B. Animal-related Nuisance – Circumstances in which animal ownership, maintenance or control creates, contributes to, or permits any of the following undesirable animal actions or conditions upon public or private property causing annoyance, discomfort or injury to the health and welfare of persons in the community:
(1) Molesting pedestrians or passing vehicles;
But everywhere else, it’s fair game!
There is a dinosaur on the side of I-65 South in Barren County.
It is not real so don’t be alarmed. Dinosaurs have been gone longer than Indiana basketball. This particular dinosaur is a replica and it is there to invite you to Dinosaur World, a bizarre tourist attraction in Cave City, near Mammoth Cave, which brings us to our next fact.
Kentucky has the longest known cave system in the world.
Mammoth Cave has over 400 miles of underground passageways, almost twice as long as its closest competitor in the world cave rankings.
Northern Kentucky was home to “Sin City” before Las Vegas stole its thunder.
From the 1930s to 1960s, Newport was littered with corruption, mafia influence and businesses you wouldn’t want to frequent with your mother. Las Vegas wasn’t a thing yet, so Newport is where all the sinning went down. Matter of fact, I’m currently on Chapter 4 of a book about it so ask me more in a few days.
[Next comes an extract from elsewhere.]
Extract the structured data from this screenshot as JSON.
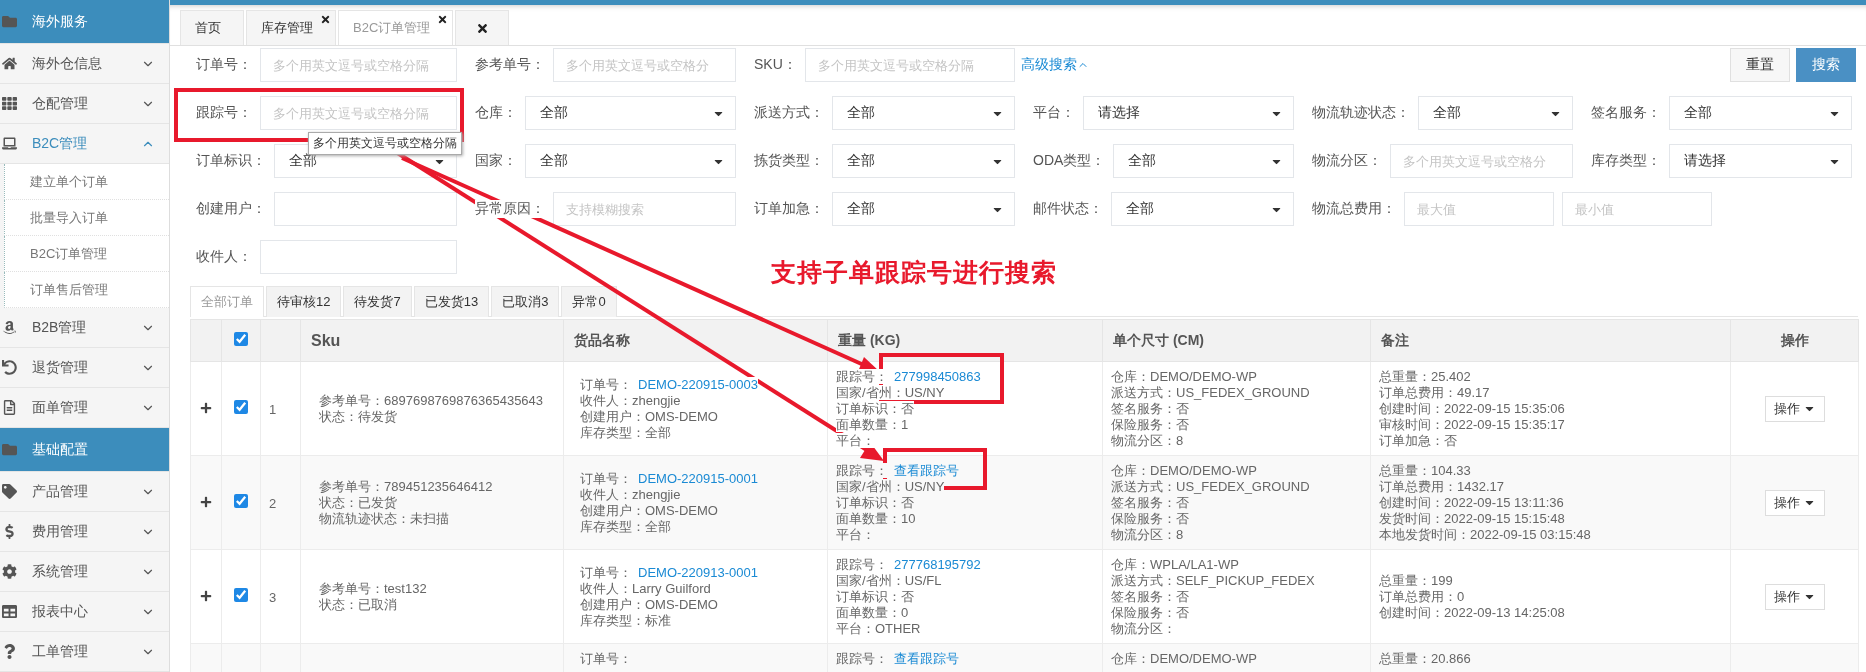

Kentucky has the world’s largest free swinging bell.
Also in Newport, the World Peace Bell is a record-holder for largest free swinging bell. It is 66,000 lbs. and rings at noon each day.
Cumberland Falls in the Daniel Boone National Forest is one of two places on Earth where you can see a moonbow.
A moonbow is rare, obviously, and occurs when the moon’s light reflects off water droplets (a waterfall). Moonbows can be found on occasion at Cumberland Falls in the Daniel Boone National Forest — or if you’re not a Daniel Boone National Forest fan, you can catch one at Victoria Falls on the border of Zambia and Zimbabwe, a long drive from Corbin, Kentucky.
Henderson claims it is the birthplace of Mother’s Day.
And who are we to say otherwise? It’s not like I fact checked any of this.
As Henderson tells it, a school teacher named Mary Towles Sasseen planned the first Mother’s Day celebration on her mother’s birthday in 1887. Sasseen’s tribute to her mama is now the holiday we all celebrate in honor of our own mothers.
“Happy Birthday To You” was created by two sisters in Louisville.
In 1893, Patty and Mildred J. Hill of Louisville came up with “Happy Birthday To You,” officially the most recognized song in the English language.
Patty and Mildred wrote many more on Channel 4 and Scooby Doo on Channel 2.
Kentucky is awesome.
But you already knew that.